Repeat the records word for word.

[Component data from apps and pages]

|---|

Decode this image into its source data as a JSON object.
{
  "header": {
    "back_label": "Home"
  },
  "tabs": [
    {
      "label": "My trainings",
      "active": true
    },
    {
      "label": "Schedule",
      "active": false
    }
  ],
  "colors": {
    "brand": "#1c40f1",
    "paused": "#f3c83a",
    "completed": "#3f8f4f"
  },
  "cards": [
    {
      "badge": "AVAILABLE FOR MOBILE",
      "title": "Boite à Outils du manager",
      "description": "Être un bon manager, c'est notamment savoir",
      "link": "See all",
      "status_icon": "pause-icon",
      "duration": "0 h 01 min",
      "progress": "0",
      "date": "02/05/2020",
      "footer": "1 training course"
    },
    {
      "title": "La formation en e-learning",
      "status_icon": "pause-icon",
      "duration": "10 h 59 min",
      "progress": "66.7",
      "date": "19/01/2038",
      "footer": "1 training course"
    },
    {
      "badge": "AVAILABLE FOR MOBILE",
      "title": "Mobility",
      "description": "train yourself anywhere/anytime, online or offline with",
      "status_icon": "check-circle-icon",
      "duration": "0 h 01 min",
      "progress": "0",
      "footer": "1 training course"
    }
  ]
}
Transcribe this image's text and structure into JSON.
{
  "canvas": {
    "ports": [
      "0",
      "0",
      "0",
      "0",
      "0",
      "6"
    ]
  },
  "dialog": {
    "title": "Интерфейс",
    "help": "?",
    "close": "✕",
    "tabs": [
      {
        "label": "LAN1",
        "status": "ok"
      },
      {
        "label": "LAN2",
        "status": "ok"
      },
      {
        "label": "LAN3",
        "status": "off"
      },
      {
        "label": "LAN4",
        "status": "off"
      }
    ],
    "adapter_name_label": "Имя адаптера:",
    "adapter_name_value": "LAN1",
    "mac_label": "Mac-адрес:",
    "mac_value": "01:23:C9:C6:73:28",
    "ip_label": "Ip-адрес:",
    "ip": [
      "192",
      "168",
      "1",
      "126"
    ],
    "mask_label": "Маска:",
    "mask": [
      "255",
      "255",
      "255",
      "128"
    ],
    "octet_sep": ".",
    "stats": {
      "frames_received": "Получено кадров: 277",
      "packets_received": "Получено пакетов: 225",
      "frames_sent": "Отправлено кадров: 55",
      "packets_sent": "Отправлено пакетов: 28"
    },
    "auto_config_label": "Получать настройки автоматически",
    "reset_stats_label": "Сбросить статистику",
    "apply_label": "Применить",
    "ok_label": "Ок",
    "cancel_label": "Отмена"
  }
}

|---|

**Answer to the problem**
Decode this image into its source data as a JSON object.
{
  "header": {
    "back_label": "Home"
  },
  "tabs": [
    {
      "label": "My trainings",
      "active": true
    },
    {
      "label": "Schedule",
      "active": false
    }
  ],
  "colors": {
    "brand": "#1c40f1",
    "paused": "#f3c83a",
    "completed": "#3f8f4f"
  },
  "cards": [
    {
      "badge": "AVAILABLE FOR MOBILE",
      "title": "Boite à Outils du manager",
      "description": "Être un bon manager, c'est notamment savoir",
      "link": "See all",
      "status_icon": "pause-icon",
      "duration": "0 h 01 min",
      "progress": "0",
      "date": "02/05/2020",
      "footer": "1 training course"
    },
    {
      "title": "La formation en e-learning",
      "status_icon": "pause-icon",
      "duration": "10 h 59 min",
      "progress": "66.7",
      "date": "19/01/2038",
      "footer": "1 training course"
    },
    {
      "badge": "AVAILABLE FOR MOBILE",
      "title": "Mobility",
      "description": "train yourself anywhere/anytime, online or offline with",
      "status_icon": "check-circle-icon",
      "duration": "0 h 01 min",
      "progress": "0",
      "footer": "1 training course"
    }
  ]
}
Transcribe this image's text and structure into JSON.
{
  "canvas": {
    "ports": [
      "0",
      "0",
      "0",
      "0",
      "0",
      "6"
    ]
  },
  "dialog": {
    "title": "Интерфейс",
    "help": "?",
    "close": "✕",
    "tabs": [
      {
        "label": "LAN1",
        "status": "ok"
      },
      {
        "label": "LAN2",
        "status": "ok"
      },
      {
        "label": "LAN3",
        "status": "off"
      },
      {
        "label": "LAN4",
        "status": "off"
      }
    ],
    "adapter_name_label": "Имя адаптера:",
    "adapter_name_value": "LAN1",
    "mac_label": "Mac-адрес:",
    "mac_value": "01:23:C9:C6:73:28",
    "ip_label": "Ip-адрес:",
    "ip": [
      "192",
      "168",
      "1",
      "126"
    ],
    "mask_label": "Маска:",
    "mask": [
      "255",
      "255",
      "255",
      "128"
    ],
    "octet_sep": ".",
    "stats": {
      "frames_received": "Получено кадров: 277",
      "packets_received": "Получено пакетов: 225",
      "frames_sent": "Отправлено кадров: 55",
      "packets_sent": "Отправлено пакетов: 28"
    },
    "auto_config_label": "Получать настройки автоматически",
    "reset_stats_label": "Сбросить статистику",
    "apply_label": "Применить",
    "ok_label": "Ок",
    "cancel_label": "Отмена"
  }
}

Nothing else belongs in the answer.